Crazy for You
Music and lyrics by George and Ira Gershwin, book by Ken Ludwig
The house lights fade. Dim light fades up behind the gauze which cover the proscenium arch, with a brighter light on a lone clarinettist. The first wailing bars of "Rhapsody in Blue" begin to play. I am captured!
Crazy for You was originally (in 1930) called Girl Crazy and had a very different storyline—and fewer songs. In 1992, director Mike Okrent and writer Ken Ludwig (Lend Me a Tenor) reworked the whole show—a totally new book and yet more songs from the amazing Gershwin back-catalogue—and the new version was born.
It’s a simple tale—rescuing a derelict theatre in rural Nevada (with, of course, the inevitable love story)—and, as befits a 'nineties version of the '30s Broadway musical genre, it’s quite knowing (in a good, amusing way) in its references to musical theatre. One person asks how can they possibly do a show here, in this dusty, run-down old building, and the answer comes quickly, “Mickey Rooney did it lots of times!”
And, of course, the show they are going to put on is their version of Bela Zangler Follies. Now what could that be referring to, I wonder?
But the plot isn’t what’s important; it’s the music and the dance. There are 22 musical numbers, plus a finale, including greats like "Someone to Watch Over Me", "Embraceable You", "I Got Rhythm", "They Can’t Take That Away from Me" and "Nice Work If You Can Get it", alongside many others much less-, or even un-, known.
Being a Watermill production, it follows the now well-established Newbury tradition of using actor-musicians who act, sing, dance and form the orchestra. It’s hard to believe that it is 12 years since John Dove introduced this almost revolutionary concept with his production of Sweeney Todd, so well established has it become.
It works magnificently with a hugely talented cast. Yes, there are the central characters, with Tom Chambers and Charlotte Wakefield in particular providing us with some wonderful Fred and Ginger moments.
Actually if I remember correctly, the last time we saw Chambers at the Empire he was giving us his Bing Crosby in White Christmas in 2010. Such versatility!
But that word could—and should—be applied to the entire cast who, as said above, are hugely talented and very hard working. And they seemed to be enjoying themselves too. I would hope they are, for the audience certainly did.

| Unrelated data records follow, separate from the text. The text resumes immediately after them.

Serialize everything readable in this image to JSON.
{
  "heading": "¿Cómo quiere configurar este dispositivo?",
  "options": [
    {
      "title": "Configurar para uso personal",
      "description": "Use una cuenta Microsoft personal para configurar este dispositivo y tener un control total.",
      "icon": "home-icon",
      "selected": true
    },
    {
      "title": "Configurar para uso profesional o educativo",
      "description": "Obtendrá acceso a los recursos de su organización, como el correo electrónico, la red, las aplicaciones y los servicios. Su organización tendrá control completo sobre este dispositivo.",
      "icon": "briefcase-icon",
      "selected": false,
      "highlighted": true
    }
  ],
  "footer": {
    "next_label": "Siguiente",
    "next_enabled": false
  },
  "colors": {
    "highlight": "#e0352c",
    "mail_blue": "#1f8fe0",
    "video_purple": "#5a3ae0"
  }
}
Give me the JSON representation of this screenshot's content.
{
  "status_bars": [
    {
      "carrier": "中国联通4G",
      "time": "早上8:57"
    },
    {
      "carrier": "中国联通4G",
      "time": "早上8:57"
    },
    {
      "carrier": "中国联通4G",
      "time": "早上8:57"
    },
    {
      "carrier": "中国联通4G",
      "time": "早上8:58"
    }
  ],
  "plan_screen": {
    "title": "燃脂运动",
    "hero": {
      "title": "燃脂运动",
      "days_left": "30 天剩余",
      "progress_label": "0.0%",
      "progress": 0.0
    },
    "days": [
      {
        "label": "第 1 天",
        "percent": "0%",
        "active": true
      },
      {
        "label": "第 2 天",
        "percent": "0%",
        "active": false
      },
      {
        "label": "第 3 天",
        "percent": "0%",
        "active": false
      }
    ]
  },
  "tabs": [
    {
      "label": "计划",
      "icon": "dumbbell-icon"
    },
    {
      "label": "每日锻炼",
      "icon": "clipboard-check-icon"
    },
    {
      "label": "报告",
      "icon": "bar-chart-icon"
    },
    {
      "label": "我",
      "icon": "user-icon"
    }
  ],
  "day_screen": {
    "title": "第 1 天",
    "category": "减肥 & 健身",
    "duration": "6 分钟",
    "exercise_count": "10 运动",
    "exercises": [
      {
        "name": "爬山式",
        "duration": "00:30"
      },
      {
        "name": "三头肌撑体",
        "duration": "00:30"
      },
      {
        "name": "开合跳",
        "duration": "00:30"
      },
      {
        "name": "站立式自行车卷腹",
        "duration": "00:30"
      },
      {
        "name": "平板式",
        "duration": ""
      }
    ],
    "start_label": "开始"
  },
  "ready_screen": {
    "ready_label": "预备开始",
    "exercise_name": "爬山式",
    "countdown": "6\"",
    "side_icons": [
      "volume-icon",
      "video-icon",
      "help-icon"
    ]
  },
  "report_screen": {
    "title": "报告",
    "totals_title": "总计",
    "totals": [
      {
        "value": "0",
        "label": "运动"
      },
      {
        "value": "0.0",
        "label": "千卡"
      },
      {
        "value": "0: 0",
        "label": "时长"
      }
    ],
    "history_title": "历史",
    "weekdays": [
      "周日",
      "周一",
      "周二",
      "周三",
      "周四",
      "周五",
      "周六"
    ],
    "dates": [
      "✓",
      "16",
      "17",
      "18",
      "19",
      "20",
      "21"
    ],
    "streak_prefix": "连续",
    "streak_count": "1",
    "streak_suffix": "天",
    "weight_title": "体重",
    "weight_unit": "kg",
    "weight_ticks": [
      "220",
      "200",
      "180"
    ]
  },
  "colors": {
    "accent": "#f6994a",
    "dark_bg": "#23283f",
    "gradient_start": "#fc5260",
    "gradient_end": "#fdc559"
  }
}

Paul Hart’s direction and Nathan M Wright’s dance routines—so full of vitality—perfectly capture the feel of the Golden Age of Broadway, and Diego Pitarch’s set has just the necessary feel of dilapidated theatrical grandeur and, for all its essential simplicity—a faded but once grand pros arch, a backstage spiral staircase and two boxes—is very flexible.
I find myself descending to cliché (and revealing my age) but I can’t resist saying, “They don’t write songs like that anymore!”
Reviewer: Peter Lathan